Akano vs. Cyborg Aftermath

Jeffrey EngmannCorrespondent IApril 13, 2009

Life really isn't fair. If you're Hitomi Akano, you know this all too well.

The 34-year-old Akano, found herself trapped in a compromising situation even before the opening bell was rung in her Strikeforce debut on Saturday Night. Less than 24 hours before Akano stood bravely in front of Women's MMA premiere fighter Cris Cyborg, she watched her opponent stand dazed on a weigh-in scale.

Carrying the future of women's MMA and great expectations on her back, Cyborg disappointingly weighed 7.5 pounds over the fight's contracted weight of 145 pounds.

Admirably, Akano accepted the fight and was compensated for her opponent's disregard for the limit. Later, Cyborg's management would blame her inability to make weight on "womenly problems." Experts have barely been able to stomach this explanation.

Nevertheless if this untimely problem continues to persist between the two stars (Gina Carano) in a sport so desperately seeking growth, women's MMA will continue to have its detractors that state women are the problem with the sport, period. The irony is that one of the most legit fighters in MMA pushed her sport further away from legitimacy.

Don't mistake me for a Women's MMA critic or connoisseur. Nevertheless in a sport whose entertainment lies within the spontaneity and unpredictability of each match, the eye test is getting to be too accurate.
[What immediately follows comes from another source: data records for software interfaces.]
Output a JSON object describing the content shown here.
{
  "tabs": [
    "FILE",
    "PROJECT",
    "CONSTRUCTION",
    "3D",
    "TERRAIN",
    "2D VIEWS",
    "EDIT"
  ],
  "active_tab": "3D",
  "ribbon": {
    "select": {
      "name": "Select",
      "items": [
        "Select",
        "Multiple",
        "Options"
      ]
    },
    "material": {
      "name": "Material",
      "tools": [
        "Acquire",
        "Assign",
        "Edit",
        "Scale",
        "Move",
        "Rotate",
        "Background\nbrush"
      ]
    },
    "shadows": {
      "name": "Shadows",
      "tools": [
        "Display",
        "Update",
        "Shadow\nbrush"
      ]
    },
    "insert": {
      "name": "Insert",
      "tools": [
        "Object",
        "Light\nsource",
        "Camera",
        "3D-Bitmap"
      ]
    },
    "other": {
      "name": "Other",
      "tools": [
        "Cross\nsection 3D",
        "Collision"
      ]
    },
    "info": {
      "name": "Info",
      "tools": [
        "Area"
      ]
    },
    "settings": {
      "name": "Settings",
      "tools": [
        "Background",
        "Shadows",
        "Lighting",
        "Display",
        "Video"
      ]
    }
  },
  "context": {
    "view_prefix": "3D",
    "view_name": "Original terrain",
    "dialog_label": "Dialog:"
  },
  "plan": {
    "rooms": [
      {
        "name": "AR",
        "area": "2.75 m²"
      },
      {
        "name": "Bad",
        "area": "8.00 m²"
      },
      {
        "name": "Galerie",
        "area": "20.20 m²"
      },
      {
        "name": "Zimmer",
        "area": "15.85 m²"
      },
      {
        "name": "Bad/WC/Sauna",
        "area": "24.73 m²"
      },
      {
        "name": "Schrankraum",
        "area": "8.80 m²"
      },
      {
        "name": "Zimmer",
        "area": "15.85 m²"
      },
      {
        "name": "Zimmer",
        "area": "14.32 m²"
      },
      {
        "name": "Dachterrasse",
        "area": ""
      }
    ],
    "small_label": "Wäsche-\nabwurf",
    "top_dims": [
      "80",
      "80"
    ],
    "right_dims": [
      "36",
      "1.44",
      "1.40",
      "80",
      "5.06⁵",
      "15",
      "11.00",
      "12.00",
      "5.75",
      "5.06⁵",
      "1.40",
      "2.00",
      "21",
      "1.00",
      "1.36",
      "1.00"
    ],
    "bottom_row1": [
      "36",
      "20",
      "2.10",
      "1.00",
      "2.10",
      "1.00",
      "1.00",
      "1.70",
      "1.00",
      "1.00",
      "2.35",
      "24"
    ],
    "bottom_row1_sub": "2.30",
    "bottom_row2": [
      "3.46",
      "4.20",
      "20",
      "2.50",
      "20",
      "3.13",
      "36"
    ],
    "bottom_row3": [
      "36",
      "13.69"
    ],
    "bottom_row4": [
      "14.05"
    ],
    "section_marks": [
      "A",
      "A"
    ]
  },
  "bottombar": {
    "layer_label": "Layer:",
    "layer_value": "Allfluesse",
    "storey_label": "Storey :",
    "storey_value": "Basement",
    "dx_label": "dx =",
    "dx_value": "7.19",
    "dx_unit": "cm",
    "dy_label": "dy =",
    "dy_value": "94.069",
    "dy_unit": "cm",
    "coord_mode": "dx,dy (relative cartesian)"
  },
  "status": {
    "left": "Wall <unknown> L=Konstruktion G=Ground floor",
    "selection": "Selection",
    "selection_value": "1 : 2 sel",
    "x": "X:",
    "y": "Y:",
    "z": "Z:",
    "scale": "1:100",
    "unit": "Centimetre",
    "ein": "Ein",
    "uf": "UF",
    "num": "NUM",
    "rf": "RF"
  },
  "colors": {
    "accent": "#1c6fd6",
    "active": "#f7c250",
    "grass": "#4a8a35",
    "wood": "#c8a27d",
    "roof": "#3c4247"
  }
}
Last night, it was as simple as looking at each fighter, in size and in weight to determine the outcome.

Months before Cyborg earned her victory, Strikeforce had penned in a Cyborg-Carano match up in August. Akano, who had fought just one fight over 145, was understandably the underdog heading into this match. With an impressive victory over women's MMA pioneer Debbi Purcell, and entertaining bouts with established fighters Tara Larosa and Vanessa Porto, Akano's resume is not something to overlook.

Yet her one chance to shine on a national spotlight was dampened as she was overwhelmed by the brute strength of Cyborg throughout the match.

For the future Cyborg-Carano fight, I will trust my eyes again. As much as I am pulling for the face of women's MMA, I'm afraid it will become a mosaic by night's end, shattered into pieces by Cyborg's powerful punches.

Analysts have countered that technique will triumph over raw strength, but Cyborg's relentlessness and overall command in the ring reminds me of a young Mike Tyson. The advantage Cyborg has that everyone is overlooking cardio and stamina. She is just constantly on the attack.

On the contrary, Carano seems to fight at a much slower, yet methodical pace. The self described "energy conserver" will be hard pressed to take a reserved approach as August approaches. If Carano is not training her backside off harder than she's ever done before, this match will be just as lopsided as the one witnessed on Saturday night.

In any event, since the latter event was a less than spectacular showing for women's MMA, the pressure will be even greater for Cyborg and Carano to propel their sport to the next level. The question is, whether each fighter will take the challenge on or will the begrudgingly carry that weight on their shoulders? I'm sure we will be able to know by the weigh-ins in August.